- _YOUR TASK_
Search the data for "image" and copy every matching line.

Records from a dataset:
____________________
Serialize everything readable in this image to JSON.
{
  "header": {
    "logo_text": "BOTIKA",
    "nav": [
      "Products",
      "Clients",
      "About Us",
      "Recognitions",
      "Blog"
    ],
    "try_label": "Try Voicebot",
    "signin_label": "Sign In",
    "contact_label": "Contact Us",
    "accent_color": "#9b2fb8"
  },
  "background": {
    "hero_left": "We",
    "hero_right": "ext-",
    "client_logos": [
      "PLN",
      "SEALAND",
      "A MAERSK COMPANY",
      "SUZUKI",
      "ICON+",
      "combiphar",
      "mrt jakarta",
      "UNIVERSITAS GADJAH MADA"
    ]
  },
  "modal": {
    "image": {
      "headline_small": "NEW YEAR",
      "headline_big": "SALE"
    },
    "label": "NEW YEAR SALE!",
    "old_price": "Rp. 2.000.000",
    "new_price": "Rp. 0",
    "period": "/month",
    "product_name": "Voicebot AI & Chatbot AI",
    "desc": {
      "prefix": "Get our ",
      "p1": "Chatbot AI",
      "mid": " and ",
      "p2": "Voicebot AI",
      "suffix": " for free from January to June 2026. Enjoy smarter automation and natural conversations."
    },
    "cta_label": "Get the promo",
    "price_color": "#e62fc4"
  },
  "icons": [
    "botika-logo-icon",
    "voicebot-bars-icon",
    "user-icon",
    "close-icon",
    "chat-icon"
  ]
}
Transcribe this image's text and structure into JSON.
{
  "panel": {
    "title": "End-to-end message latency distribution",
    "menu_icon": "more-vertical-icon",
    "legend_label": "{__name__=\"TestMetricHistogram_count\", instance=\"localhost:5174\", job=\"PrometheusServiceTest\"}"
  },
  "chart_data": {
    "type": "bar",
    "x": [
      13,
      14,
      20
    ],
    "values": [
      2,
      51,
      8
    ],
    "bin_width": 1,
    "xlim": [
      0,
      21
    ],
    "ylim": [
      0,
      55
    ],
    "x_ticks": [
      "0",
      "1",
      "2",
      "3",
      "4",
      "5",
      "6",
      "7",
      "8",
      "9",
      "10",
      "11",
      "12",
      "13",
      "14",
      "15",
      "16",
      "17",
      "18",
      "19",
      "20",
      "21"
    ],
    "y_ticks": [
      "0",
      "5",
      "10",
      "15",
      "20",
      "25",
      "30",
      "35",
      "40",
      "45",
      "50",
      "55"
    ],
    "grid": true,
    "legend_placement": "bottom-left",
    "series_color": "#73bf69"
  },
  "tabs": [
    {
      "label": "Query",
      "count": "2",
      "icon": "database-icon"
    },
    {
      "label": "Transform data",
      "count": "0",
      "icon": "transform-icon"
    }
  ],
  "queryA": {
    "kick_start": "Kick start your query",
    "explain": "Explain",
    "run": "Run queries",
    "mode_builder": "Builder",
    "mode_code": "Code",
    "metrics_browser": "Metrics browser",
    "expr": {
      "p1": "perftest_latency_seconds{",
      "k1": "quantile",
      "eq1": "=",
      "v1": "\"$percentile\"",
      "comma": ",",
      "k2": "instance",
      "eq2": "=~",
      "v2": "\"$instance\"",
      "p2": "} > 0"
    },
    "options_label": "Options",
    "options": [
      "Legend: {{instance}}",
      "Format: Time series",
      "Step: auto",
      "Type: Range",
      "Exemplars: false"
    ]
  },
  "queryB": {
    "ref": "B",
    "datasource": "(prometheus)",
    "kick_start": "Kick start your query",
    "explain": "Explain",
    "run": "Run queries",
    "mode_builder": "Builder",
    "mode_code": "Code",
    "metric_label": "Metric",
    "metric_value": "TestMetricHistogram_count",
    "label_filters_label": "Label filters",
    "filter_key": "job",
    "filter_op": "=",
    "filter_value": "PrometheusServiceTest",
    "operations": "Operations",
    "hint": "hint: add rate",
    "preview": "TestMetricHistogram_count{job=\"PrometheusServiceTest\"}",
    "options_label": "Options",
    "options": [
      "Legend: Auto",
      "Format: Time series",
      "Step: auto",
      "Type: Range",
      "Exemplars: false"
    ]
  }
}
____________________
- _SOLUTION_
Serialize everything readable in this image to JSON.
    "image": {
Transcribe this image's text and structure into JSON.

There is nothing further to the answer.